Basically, the GOP is banking on conservatives not caring at all about the guy with the R next to his name on the ballot. Their entire strategy — as it’s been since our last presidential election — is to get rid of Obama. They’d run a houseplant against him, if the Constitution allowed it.
Their argument is that people literally shouldn’t care who our President will be for the next four years … as long as it’s not Obama. There’s no need to be excited by him; no need to agree with him; no need to believe he’s the best qualified; no need even to like him … all that matters is that he’s not the Democrat.
This, apparently, is the best that Americans can do when it comes to politics.
SPEAKER JOHN BOEHNER: You know— George— I’ve never— been shy about leading. But you know, leaders need followers. And we’ve got 89 brand new members.
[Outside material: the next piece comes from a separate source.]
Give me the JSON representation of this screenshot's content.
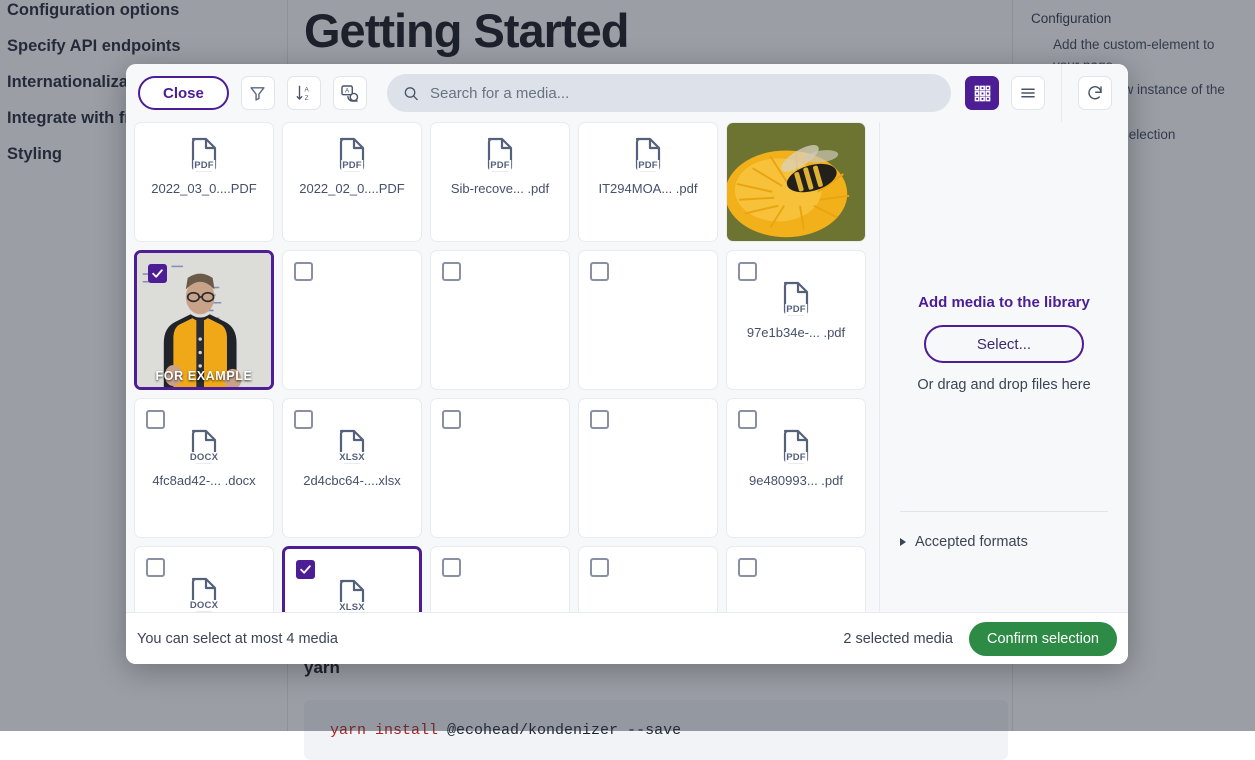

We’ve got a pretty disparate caucus.
GEORGE STEPHANOPOULOS: Some say they’re leading you.
SPEAKER JOHN BOEHNER: And— and it— it is hard to keep— 218 frogs in a wheelbarrow long enough to get a bill passed.
“I challenge the Speaker right now to bring the middle income tax cuts to the floor,” Pelosi told ABC’s George Stephanopoulos, agreeing with Boehner that budget discussions shouldn’t wait until after the election.
“Bringing middle-income tax cuts to floor now, passing those would help our economic recovery, would be a clear signal that the upper-end tax cuts for the wealthy will expire because middle-income tax cuts would not be held hostage to those.”
Pelosi also said that the Speaker’s threat to allow the government to default by blocking increases to the debt ceiling in order to force the Obama administration to accept deep budget cuts were “over the edge.”
“Here we go again,” she warned. “Last year, the threat of not lifting the debt ceiling caused our credit rating to be lowered. This is not a responsible, mature, sensible place for us to go. We all know we have to reduce the deficit. We have to do it in a balanced way. The Speaker wants to go over the edge.”